Maybe we don’t welcome them at that part when the children go out...and they think we are stand-off-ish and if that’s what Christians are like then why bother with them....and because of that they never feel God close to them.
The responsibilities can be so great that it can paralyse us into inactivity, we are so scared of doing something wrong that we do nothing at all.
The teachers of the Law had a great truth. There is a moment of judgement. Because, as I said last week, our life matters. Athletes train and sacrifice and dedicate years into training because their prize matters to them. If everyone got a gold medal no matter where they finished in a race do you think they would bother training? There is a moment of judgement and they train for that moment.
To the teachers of the Law our life was training for the prize of being with God.
It wasn’t about training for an athletics meet, it was about training for life.
It wasn't about a four year sacrifice, it was about eternity.
To the teachers of the Law that training was a life lived by the ten commandments.
Do the ten commandments and you passed, if you decided not to do them then you failed.
That was it.
And Jesus was saying, ’You know, things are so much more than that. Yes there is judgement. Because life is finite. At some point we make a decision, are we with God or not? Do we trust God or not?
That’s the old, that is something we all know.
But there is something new...something you need to hear. The first is that the kingdom is worth it. It is special, precious, valuable. The most important thing you have. It is your hope and joy and peace. When life is dark it is your light. When life is overwhelming it is your strength. It doesn’t start when you die, it is what gives life meaning now. Let your life, and the way you live your life, be knowing the fellowship of God with you.
And if you do that, then your influence will be greater than we think. We may think our faith is small and our influence tiny, but small can make big difference.
Like yeast, a small amount of yeast can make enough bread for the whole village. Or a mustard seed, it is tiny but can create a tree so big it has its birds and squirrels and all sorts living in it.
So don’t think about the big responsibility, just get the small things right, like relationships...if you live a caring life, people will see you care. If you live a loving life, then people will see you love. Don’t try to convince people by fear, convince them with how you live with God, and live with them.’
So there you have it.
The disciples were facing conflict and doubt. They were unsure that they were up to the task God wanted them to do.
And in this complex world I think we too are facing conflict and doubt. I am sure we struggle to believe we are up to the task God wants us to do.
And Jesus message to them was that they would be OK.
For they had the traditions of the past and the inspiration of the new.
As do we.
We have living relationships with God, with those around us, with those we are yet to meet.
And these relationships are old, trustworthy, tested with time.

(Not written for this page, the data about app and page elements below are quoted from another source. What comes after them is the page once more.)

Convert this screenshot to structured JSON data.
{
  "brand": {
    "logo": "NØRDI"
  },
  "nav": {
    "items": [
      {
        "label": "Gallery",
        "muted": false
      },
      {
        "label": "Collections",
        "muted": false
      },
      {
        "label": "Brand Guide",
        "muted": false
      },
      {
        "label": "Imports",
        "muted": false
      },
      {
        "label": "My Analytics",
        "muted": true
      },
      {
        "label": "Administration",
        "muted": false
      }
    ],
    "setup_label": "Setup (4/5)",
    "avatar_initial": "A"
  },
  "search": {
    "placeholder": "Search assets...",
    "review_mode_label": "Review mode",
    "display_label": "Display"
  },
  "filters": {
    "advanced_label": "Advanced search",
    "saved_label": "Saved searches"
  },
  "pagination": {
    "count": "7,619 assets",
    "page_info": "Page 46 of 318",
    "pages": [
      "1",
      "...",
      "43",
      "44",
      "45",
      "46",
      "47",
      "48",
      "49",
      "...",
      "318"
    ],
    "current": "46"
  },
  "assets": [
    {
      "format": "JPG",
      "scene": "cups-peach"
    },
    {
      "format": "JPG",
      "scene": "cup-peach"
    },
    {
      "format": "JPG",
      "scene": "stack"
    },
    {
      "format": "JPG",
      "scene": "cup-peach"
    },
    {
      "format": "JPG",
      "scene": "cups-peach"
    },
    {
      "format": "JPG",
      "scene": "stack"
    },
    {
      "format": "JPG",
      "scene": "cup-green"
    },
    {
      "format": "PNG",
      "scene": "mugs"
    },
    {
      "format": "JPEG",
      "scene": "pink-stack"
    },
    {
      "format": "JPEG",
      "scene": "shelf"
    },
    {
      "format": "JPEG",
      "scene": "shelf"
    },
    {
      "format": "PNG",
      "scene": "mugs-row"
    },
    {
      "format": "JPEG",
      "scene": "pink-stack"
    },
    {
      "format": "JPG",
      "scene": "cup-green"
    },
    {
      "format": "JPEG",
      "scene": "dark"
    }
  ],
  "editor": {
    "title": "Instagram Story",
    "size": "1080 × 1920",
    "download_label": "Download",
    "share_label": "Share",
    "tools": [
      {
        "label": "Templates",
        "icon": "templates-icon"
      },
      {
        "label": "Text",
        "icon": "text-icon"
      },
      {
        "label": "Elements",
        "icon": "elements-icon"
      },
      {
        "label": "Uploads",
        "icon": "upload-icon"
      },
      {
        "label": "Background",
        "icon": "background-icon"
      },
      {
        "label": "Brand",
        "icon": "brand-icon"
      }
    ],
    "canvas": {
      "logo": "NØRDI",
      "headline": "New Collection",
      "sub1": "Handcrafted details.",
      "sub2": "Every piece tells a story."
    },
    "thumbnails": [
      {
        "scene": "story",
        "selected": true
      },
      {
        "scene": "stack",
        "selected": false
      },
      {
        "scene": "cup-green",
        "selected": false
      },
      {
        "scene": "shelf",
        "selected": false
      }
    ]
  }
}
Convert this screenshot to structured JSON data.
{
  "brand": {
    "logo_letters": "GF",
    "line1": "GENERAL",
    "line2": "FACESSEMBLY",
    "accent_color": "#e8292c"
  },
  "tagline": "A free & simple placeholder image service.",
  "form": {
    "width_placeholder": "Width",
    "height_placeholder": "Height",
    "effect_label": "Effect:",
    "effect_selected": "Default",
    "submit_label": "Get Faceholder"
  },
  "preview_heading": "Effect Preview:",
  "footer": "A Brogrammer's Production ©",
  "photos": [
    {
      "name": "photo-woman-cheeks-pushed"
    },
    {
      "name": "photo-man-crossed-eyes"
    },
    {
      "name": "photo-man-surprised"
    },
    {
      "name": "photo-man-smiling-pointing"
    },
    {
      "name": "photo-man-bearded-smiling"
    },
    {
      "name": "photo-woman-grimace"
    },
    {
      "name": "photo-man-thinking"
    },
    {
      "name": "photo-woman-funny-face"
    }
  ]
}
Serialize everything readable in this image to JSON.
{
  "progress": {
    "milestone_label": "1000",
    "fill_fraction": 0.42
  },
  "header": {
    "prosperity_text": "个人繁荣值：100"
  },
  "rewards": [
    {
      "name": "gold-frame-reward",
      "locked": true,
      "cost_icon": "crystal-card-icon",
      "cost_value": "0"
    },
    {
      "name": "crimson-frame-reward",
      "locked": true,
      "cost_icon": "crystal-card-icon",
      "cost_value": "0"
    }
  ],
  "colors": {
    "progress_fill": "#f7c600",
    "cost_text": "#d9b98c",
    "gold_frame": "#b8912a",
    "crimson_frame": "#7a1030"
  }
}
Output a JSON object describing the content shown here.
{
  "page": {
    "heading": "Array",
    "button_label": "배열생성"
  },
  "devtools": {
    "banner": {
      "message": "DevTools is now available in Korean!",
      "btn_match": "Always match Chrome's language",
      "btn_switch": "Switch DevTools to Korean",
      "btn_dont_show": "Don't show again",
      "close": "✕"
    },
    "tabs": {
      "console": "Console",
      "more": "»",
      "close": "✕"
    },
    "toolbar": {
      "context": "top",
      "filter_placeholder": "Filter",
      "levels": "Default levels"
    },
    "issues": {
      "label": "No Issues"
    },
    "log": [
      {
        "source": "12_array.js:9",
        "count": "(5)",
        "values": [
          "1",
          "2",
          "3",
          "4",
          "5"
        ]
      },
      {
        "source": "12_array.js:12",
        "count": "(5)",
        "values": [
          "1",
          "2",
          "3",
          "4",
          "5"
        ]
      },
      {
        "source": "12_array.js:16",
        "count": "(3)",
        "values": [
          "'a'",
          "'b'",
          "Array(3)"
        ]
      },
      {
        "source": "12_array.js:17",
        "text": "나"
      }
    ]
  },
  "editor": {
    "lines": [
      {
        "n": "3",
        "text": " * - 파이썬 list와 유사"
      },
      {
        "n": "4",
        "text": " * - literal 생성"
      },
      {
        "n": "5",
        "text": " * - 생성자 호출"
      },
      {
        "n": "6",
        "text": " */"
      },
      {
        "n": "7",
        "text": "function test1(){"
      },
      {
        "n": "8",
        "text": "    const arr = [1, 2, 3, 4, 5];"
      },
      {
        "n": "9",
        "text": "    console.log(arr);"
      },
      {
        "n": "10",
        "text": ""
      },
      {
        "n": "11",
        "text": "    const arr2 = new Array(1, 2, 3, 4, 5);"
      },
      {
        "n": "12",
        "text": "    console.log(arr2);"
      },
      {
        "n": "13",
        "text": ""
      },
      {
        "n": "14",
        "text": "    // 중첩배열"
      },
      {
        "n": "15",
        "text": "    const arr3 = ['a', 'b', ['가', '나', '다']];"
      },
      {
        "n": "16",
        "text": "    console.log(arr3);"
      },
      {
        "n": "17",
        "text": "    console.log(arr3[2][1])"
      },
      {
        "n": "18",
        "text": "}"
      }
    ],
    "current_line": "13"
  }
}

But they are also new, reaching out to the future, giving assurance and hope.
The kingdom is precious, the kingdom is worth it...and if we let it live within us, then that small light of hope within us will shine in the darkness and give others the chance of hope that they need.